Statistical flux overestimation is seen beginning at J>16.3, H>15.2 and Ks>14.7 mag. Reading down to the bottom panel, these magnitudes corresponds to SNR~8-9. By SNR=7, the flux overestimation is nearly ~0.05 mag, and rises steeply exceeding 0.2 mags at SNR=5. This behavior agrees well with the bias predicted from simulations in V.3.a.ii.
The RMS vs. magnitude curves in the bottom panels of Figure 11 begin to flatten below SNR~7. This is also a manifestation of incompleteness and flux overestimation. At low SNR levels, sources are not detected when noise fluctuations drive the flux down. This effectively truncates the faint end of the measured flux distribution leading to an artificially narrow distribution and hence an artificially low flux uncertainty and biased flux estimate.
|Figure 11 - Illustration of statistical flux overestimation as a function of magnitude and SNR in the merged point source photometry of the 90067 calibration field. (top panels) Difference in J, H and Ks magnitudes measured on deep, combined calibration scan images and the average magnitudes from single calibration scans plotted as a function of average magnitude. (bottom panels) RMS (root variance) of merged (average) calibration scan magnitudes plotted as a function of average magnitude. Red horizontal lines indicate SNR=5,7 and 10 levels.|
iii. Position Reconstruction Errors
The reconstructed astrometry of two of the 1,582 scans of the 90009 Calibration Field had errors that resulted in positional offsets of 5-15" with respect to all other scans. The affected observations are scan 106 taken on 05/15/1999 and scan 102 taken on 05/18/1999, both from the southern observatory (scan_key values of 26284 and 25081, respectively). The astrometric errors in these scans are described in AIV.1.c.i.
Because the source extractions from these scans were included in the
Calibration point and extended source WDBs, they were
incorporated into the merge of those tables.
Most of the extractions in these two scans were not properly associated
with the extractions from other scans
because of the large position offsets.
If they appear in the Calibration merged source tables at all,
the extractions from these two scan may appear as merged sources with
a small number of detections offset from the
remaining merged sources. In some cases, there may have been
coincidental matches between the real source detections in the
two offending scans and spurious noise detections in the scans
that did not have position errors.
iv. Merge Quality Flags
A variety of parameters and flags are provided with each entry in the Merged Source Information table to help users assess of the accuracy of the association of extractions and the ensuing combined positions and photometry. These flags are described in A6.2.v, and a few of the key ones are summarized below. Users are strongly encouraged to examine the merge quality flags when using the merged tables.

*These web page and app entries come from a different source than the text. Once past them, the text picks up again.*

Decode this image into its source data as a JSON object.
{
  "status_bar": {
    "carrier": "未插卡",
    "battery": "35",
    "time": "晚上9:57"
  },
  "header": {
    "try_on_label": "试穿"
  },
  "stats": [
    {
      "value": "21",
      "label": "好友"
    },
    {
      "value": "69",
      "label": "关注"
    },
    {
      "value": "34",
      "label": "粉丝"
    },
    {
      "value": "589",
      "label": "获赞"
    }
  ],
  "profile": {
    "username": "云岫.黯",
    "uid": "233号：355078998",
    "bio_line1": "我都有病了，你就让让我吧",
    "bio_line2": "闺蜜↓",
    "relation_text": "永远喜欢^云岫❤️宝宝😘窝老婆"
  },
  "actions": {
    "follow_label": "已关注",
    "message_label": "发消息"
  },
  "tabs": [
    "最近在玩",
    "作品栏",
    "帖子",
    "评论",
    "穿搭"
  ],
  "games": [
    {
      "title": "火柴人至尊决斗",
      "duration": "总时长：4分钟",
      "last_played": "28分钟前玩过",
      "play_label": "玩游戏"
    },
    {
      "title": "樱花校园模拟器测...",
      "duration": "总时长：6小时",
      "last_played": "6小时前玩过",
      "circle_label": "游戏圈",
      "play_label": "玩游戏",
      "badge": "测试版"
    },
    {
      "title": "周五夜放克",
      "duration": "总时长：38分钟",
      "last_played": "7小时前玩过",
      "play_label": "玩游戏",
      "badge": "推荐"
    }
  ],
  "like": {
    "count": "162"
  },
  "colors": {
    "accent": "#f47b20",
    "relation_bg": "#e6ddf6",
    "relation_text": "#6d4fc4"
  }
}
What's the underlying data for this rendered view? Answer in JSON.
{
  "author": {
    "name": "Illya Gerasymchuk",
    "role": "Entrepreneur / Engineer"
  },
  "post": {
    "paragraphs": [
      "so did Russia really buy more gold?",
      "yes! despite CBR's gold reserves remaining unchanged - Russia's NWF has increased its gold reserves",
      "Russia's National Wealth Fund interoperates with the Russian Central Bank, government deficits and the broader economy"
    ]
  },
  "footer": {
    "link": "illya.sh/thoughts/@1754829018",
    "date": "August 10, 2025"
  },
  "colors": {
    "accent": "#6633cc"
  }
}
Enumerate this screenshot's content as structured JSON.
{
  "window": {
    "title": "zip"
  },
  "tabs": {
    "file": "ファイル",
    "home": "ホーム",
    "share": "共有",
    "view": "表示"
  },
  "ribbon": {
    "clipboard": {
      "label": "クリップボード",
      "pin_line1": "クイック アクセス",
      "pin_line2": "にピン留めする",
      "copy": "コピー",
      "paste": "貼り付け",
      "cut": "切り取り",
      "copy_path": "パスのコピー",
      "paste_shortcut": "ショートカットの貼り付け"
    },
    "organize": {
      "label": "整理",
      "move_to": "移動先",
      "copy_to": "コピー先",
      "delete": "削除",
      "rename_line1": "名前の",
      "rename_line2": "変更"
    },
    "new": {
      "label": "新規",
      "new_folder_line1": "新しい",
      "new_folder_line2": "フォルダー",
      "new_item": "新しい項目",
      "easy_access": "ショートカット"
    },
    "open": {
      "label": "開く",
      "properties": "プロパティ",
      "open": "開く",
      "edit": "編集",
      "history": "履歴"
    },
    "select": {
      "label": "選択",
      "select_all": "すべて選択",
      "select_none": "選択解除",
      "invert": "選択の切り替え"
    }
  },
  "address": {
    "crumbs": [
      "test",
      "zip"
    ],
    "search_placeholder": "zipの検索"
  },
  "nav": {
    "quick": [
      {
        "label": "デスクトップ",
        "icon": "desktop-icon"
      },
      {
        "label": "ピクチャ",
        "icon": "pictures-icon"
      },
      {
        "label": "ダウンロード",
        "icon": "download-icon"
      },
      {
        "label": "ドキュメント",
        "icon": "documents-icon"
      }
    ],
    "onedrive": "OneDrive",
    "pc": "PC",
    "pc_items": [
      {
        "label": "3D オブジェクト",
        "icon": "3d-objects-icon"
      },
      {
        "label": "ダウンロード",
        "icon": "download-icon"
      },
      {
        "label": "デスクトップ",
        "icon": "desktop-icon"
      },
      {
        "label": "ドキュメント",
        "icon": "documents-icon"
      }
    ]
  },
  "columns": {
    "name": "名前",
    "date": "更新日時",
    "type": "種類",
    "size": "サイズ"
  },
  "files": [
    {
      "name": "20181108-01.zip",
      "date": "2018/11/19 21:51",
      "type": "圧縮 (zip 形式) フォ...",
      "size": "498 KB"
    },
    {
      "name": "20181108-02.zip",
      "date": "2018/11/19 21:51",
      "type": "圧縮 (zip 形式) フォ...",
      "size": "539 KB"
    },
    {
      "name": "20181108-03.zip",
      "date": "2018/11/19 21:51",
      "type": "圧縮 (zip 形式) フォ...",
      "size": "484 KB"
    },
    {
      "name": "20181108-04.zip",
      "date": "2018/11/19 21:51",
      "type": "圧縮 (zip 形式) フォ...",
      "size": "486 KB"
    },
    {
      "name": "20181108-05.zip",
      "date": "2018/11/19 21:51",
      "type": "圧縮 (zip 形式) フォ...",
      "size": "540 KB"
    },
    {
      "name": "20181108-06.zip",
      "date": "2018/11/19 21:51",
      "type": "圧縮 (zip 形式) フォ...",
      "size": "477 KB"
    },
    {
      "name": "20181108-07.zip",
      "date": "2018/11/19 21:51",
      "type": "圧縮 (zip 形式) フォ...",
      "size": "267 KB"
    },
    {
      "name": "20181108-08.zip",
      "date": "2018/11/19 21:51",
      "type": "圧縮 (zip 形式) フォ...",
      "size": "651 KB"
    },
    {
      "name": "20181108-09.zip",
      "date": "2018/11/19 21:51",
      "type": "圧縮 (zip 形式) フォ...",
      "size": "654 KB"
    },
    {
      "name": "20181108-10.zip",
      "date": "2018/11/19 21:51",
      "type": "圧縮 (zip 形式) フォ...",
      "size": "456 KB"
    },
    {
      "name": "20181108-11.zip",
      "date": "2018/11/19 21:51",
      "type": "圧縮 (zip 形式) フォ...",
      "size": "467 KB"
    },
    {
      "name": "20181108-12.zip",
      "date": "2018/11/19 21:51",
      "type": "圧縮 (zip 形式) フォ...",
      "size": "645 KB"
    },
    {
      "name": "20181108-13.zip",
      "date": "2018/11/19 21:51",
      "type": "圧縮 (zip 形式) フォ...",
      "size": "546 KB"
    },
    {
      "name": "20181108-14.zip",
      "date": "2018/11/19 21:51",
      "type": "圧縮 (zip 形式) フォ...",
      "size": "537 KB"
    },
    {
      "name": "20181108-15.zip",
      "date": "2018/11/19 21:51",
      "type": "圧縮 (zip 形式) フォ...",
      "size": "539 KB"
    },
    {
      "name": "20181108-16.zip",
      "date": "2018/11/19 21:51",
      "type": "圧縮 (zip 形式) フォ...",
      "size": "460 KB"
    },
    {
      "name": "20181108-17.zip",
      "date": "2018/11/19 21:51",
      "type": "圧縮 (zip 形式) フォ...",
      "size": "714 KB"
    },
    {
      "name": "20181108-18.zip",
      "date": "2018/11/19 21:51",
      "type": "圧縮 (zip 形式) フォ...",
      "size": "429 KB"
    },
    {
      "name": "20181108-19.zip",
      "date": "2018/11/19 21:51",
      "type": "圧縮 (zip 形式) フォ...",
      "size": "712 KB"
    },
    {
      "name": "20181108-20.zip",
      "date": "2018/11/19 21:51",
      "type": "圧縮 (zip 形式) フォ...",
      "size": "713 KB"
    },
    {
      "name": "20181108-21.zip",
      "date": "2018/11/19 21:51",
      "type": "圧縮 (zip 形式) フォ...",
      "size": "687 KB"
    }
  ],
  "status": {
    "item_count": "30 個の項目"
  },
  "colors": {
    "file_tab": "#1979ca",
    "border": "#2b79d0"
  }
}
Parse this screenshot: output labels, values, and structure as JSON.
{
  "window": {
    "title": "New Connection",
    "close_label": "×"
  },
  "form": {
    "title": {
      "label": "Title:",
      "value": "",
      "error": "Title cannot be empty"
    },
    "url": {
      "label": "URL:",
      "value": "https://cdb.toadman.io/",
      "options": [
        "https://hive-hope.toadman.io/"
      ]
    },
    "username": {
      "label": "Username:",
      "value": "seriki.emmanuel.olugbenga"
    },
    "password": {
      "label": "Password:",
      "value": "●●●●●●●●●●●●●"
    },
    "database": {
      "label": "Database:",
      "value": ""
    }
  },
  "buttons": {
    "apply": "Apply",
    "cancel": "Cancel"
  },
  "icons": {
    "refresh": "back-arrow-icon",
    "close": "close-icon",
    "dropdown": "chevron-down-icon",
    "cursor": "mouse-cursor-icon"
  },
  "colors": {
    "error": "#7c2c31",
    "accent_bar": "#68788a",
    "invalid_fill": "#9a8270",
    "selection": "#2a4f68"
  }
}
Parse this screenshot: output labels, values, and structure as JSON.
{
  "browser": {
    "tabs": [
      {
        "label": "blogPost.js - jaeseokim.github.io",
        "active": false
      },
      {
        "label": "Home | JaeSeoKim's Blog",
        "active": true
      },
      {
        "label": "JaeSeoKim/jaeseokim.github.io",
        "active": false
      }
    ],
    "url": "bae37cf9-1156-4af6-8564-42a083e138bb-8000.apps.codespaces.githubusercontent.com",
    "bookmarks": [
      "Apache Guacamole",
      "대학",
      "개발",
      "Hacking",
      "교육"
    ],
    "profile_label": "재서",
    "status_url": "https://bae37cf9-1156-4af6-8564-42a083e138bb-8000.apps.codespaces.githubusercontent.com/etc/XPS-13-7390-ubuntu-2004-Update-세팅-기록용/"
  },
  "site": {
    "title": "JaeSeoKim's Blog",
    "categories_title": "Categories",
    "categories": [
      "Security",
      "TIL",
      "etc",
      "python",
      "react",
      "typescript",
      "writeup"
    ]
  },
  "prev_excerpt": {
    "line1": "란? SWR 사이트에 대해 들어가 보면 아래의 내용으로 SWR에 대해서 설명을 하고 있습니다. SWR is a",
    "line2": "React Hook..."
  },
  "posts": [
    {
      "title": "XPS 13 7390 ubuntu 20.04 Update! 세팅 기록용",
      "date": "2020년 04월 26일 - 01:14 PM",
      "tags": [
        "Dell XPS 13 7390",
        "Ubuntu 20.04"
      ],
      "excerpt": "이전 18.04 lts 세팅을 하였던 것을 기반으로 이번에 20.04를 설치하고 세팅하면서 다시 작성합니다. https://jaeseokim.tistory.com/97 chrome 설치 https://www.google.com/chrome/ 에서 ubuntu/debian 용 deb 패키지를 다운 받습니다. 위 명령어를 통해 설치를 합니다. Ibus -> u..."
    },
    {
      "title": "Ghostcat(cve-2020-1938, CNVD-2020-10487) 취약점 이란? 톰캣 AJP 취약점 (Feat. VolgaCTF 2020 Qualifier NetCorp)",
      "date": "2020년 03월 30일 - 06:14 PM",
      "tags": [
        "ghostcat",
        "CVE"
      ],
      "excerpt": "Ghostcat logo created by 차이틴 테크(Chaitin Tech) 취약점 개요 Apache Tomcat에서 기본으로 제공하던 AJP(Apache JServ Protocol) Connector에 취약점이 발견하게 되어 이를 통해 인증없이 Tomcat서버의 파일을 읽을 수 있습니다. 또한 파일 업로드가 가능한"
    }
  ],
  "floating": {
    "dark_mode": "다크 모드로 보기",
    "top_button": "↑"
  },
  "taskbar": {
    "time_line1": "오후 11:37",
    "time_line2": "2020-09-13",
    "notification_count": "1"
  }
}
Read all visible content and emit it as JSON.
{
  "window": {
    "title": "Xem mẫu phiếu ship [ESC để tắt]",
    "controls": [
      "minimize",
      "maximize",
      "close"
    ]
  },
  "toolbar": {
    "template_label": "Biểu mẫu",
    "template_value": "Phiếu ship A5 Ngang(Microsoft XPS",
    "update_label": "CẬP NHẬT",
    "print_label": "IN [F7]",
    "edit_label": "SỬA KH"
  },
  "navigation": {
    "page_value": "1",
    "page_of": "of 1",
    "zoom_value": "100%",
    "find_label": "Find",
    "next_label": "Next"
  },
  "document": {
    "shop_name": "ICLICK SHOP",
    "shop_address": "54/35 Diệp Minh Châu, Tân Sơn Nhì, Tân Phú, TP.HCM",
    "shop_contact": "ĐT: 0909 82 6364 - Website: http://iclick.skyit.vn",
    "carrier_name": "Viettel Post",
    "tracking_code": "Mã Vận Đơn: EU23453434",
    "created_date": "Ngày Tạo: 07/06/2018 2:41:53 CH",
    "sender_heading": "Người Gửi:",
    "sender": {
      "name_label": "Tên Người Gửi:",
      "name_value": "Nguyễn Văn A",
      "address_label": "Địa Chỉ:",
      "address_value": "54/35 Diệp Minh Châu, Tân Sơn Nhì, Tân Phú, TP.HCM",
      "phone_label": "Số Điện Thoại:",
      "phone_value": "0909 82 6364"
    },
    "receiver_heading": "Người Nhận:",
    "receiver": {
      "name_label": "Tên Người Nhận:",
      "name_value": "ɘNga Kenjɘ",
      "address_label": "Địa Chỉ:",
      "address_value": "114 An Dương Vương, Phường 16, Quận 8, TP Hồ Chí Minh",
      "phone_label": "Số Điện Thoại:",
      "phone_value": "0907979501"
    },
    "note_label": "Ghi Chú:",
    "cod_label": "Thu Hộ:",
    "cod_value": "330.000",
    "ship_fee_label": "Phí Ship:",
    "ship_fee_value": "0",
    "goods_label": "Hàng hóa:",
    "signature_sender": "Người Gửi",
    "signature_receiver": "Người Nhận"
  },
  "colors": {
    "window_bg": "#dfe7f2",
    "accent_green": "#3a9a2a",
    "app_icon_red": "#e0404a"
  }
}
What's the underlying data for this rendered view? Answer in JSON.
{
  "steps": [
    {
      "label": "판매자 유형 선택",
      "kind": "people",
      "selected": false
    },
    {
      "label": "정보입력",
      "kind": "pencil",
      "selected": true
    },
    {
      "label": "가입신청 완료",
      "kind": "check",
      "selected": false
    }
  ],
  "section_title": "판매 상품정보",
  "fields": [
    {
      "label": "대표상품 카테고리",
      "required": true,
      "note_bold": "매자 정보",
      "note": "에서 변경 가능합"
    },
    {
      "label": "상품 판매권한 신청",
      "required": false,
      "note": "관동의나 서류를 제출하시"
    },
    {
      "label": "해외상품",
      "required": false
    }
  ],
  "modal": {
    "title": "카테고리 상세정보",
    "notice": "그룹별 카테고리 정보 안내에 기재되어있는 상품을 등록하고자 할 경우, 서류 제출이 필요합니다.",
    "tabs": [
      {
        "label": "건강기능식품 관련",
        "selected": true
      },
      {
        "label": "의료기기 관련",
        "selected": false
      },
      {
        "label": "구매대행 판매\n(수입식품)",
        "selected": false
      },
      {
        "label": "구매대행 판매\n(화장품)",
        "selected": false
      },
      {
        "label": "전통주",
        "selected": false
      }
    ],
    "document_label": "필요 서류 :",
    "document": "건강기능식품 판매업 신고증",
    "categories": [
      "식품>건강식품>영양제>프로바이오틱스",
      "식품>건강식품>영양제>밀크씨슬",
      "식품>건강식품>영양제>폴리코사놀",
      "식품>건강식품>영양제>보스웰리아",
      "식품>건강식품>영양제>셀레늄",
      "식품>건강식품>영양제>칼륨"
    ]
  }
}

Use of the ce_flg=0 constraint is conservative, and may result in the rejection of many uncontaminated groups. This is particularly true for groups containing thousands of independent measurements, such as those in the Merged Calibration WDBs, because the probability is relatively high that one or more measurements may be affected by the conditions tracked by ce_flg.
[Last Updated: 2008 February 18; by R. Cutri]